New Arquitectonica tower in Chicago brings controversy, density to area.
The split facade would face Chicagoos Eisenhower Expressway.
Courtesy Arquitectonica / Pizzuti

A developer’s $100 million proposal for high-rise living in Chicago’s West Loop has divided the neighborhood, with some welcoming the glass tower’s density and others calling it out of place among the former industrial area’s stout building stock.

The 32-story building, designed by Arquitectonica, features a split facade that appears pulled apart along a jagged diagonal line. It was unveiled in April at a community meeting. At issue was its density and scale, which is far above current zoning, which permits only four or five story buildings. The site in question is at 1061-1107 West Van Buren Street, where Aberdeen Street splits into South Tilden Street along the Eisenhower Expressway (I-290). Renderings indicate the building would cut off that block of Aberdeen.

Columbus, Ohio-based Pizzuti Companies (the company has an office in Downers Grove, Illinois) is the developer. The tower would add 402 market-rate apartment units, made up mostly of one bedrooms and studios. At street level it would offer 9,000 square feet of retail, beneath two floors of parking totaling 236 spaces.

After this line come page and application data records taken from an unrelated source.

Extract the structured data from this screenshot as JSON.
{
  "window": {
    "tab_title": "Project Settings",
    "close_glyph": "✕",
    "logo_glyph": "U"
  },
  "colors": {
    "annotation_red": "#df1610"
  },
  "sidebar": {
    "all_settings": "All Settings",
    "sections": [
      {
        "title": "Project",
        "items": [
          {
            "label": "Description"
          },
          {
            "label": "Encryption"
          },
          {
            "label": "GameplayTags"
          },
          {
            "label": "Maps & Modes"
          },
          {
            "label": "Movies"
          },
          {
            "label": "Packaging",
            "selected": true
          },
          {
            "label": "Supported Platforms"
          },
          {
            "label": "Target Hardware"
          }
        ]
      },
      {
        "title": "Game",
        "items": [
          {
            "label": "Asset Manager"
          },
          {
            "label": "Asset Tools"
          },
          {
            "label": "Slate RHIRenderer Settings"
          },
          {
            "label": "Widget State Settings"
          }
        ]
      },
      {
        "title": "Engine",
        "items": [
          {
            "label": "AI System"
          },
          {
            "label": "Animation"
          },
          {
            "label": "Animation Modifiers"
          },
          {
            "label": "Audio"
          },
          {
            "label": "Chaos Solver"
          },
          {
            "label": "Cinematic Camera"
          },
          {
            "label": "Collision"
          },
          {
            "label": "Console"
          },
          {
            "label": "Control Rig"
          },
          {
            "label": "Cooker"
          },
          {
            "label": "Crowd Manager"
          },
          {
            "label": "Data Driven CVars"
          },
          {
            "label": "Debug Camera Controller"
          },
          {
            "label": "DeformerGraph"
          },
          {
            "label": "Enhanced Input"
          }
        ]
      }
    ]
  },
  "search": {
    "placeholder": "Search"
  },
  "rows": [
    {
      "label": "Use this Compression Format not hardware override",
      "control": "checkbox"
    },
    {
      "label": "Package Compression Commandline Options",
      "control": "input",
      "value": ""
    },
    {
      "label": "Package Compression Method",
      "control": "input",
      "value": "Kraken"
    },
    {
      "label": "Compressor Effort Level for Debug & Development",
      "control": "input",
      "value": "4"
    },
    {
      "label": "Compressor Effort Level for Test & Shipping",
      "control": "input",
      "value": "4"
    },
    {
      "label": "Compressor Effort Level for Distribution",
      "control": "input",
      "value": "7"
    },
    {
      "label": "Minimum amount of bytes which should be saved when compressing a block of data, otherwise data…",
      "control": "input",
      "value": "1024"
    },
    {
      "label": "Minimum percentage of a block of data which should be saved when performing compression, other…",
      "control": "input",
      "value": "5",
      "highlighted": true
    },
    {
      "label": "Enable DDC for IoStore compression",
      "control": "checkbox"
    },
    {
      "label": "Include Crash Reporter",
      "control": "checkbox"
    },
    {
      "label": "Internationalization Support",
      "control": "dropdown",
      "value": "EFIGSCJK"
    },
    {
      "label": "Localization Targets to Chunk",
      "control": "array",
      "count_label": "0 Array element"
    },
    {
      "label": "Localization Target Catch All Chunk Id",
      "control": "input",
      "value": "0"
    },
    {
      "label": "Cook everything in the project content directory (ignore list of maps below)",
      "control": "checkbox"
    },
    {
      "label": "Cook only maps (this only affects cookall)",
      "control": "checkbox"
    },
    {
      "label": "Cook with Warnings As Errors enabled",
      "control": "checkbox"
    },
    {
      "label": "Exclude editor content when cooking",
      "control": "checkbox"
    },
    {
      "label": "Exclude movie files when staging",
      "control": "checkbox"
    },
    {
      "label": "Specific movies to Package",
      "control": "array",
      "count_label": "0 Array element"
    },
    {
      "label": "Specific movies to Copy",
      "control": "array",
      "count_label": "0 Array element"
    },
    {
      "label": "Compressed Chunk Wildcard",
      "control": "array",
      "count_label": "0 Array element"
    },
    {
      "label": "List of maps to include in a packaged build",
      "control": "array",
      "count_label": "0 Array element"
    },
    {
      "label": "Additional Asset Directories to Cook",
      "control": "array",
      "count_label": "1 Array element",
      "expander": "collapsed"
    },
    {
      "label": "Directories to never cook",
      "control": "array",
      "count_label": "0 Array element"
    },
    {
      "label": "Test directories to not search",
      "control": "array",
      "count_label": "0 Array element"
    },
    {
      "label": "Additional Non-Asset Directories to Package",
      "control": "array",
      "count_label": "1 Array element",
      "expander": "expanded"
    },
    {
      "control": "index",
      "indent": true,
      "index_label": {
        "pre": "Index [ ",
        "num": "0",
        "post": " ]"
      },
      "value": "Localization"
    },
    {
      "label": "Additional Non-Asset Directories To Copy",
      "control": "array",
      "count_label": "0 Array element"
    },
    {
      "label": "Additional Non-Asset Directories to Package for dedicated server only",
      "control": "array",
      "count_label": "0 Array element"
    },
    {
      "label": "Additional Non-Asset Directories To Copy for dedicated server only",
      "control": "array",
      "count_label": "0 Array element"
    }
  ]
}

That nearly two-to-one ratio of apartments to parking spots qualifies the development as transit-oriented development in the eyes of the developer, which points out that the proposed building is just blocks from the CTA Blue Line and positioned along a bus route.

Catering company Blue Plate currently occupies a portion of the property, as does a residential three-flat. A surface lot and stretch of South Aberdeen Street comprise the rest. If the developer can acquire the land and secure the desired zoning changes, they hope to build the project in two years. At the moment they have a ways to go.

Chris Bentley